■ Exercise requirements: Look through the records and copy each line with the string "title" in it.

Excerpts from an interface dataset:
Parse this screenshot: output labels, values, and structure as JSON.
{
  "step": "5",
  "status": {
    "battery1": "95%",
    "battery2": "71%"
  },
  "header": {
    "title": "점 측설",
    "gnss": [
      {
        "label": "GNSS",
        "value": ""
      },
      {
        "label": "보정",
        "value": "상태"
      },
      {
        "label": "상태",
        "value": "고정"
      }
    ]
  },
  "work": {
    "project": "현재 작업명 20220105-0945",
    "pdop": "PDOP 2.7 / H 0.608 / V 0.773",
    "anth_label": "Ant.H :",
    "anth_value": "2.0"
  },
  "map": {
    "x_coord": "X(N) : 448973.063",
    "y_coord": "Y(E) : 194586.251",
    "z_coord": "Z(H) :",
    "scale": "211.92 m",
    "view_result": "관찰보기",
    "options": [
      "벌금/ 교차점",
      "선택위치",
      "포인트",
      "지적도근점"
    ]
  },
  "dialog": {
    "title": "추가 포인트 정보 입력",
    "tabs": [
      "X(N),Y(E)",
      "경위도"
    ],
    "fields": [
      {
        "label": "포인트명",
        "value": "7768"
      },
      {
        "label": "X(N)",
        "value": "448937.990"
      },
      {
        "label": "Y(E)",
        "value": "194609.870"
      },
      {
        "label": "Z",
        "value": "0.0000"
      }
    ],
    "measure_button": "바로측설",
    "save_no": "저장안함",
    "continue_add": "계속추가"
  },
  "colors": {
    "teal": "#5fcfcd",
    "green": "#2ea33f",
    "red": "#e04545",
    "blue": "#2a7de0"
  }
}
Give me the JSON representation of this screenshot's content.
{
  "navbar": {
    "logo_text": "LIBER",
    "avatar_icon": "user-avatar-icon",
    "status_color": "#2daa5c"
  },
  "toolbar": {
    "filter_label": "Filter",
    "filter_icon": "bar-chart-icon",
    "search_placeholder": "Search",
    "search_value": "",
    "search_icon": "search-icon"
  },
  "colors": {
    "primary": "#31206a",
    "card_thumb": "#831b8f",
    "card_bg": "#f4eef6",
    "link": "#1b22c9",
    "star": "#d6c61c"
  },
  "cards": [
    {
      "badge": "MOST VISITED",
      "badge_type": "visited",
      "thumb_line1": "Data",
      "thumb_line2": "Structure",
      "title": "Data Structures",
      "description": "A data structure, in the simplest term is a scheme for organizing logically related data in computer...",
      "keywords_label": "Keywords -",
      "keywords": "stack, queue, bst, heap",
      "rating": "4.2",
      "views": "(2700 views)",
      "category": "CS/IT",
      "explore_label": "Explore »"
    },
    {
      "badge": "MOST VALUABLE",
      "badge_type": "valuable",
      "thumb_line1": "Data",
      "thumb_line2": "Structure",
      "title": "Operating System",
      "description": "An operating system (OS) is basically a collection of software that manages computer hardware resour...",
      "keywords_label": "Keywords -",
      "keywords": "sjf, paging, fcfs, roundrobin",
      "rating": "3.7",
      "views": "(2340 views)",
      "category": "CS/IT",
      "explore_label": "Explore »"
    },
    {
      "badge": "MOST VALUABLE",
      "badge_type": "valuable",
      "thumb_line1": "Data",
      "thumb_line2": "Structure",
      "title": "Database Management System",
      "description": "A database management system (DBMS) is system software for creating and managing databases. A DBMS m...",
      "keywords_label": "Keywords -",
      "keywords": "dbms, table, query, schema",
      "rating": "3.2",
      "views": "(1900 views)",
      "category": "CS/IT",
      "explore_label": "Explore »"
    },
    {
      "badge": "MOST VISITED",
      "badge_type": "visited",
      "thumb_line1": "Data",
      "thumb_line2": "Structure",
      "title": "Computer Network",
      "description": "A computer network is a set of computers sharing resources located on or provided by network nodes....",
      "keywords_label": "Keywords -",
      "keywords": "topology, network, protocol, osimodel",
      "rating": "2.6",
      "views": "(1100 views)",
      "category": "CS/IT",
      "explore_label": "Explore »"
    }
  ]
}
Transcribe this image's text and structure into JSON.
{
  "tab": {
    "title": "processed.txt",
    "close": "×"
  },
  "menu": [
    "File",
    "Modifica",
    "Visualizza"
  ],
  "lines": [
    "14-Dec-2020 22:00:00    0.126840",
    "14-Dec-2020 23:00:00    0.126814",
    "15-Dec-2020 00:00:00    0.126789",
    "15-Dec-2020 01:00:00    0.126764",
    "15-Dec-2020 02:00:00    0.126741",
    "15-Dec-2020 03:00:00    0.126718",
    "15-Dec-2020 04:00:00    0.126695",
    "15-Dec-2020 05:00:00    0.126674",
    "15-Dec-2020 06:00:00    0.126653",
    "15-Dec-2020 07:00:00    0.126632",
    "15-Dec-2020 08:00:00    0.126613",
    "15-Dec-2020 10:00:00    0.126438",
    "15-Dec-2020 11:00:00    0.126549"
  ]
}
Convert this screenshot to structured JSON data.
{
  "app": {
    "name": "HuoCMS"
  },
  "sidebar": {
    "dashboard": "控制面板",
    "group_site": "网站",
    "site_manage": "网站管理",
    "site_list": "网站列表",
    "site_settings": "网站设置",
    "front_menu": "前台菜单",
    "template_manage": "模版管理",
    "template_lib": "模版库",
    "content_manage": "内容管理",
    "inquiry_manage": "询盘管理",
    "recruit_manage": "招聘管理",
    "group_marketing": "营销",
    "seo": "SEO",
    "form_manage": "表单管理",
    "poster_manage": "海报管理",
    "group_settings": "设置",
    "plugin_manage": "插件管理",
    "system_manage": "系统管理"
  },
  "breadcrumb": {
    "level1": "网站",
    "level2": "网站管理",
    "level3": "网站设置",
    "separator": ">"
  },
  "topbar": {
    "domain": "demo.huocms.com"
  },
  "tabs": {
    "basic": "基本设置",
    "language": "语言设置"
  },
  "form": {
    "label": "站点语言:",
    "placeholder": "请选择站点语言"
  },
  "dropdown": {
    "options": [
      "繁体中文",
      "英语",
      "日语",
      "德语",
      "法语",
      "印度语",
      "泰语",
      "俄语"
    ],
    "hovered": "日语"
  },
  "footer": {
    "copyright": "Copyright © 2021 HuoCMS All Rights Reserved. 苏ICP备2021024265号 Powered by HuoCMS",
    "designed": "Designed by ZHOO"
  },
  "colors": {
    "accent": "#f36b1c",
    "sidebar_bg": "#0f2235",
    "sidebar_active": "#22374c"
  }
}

■ Completed exercise:
    "title": "점 측설",
    "title": "추가 포인트 정보 입력",
      "title": "Data Structures",
      "title": "Operating System",
      "title": "Database Management System",
      "title": "Computer Network",
    "title": "processed.txt",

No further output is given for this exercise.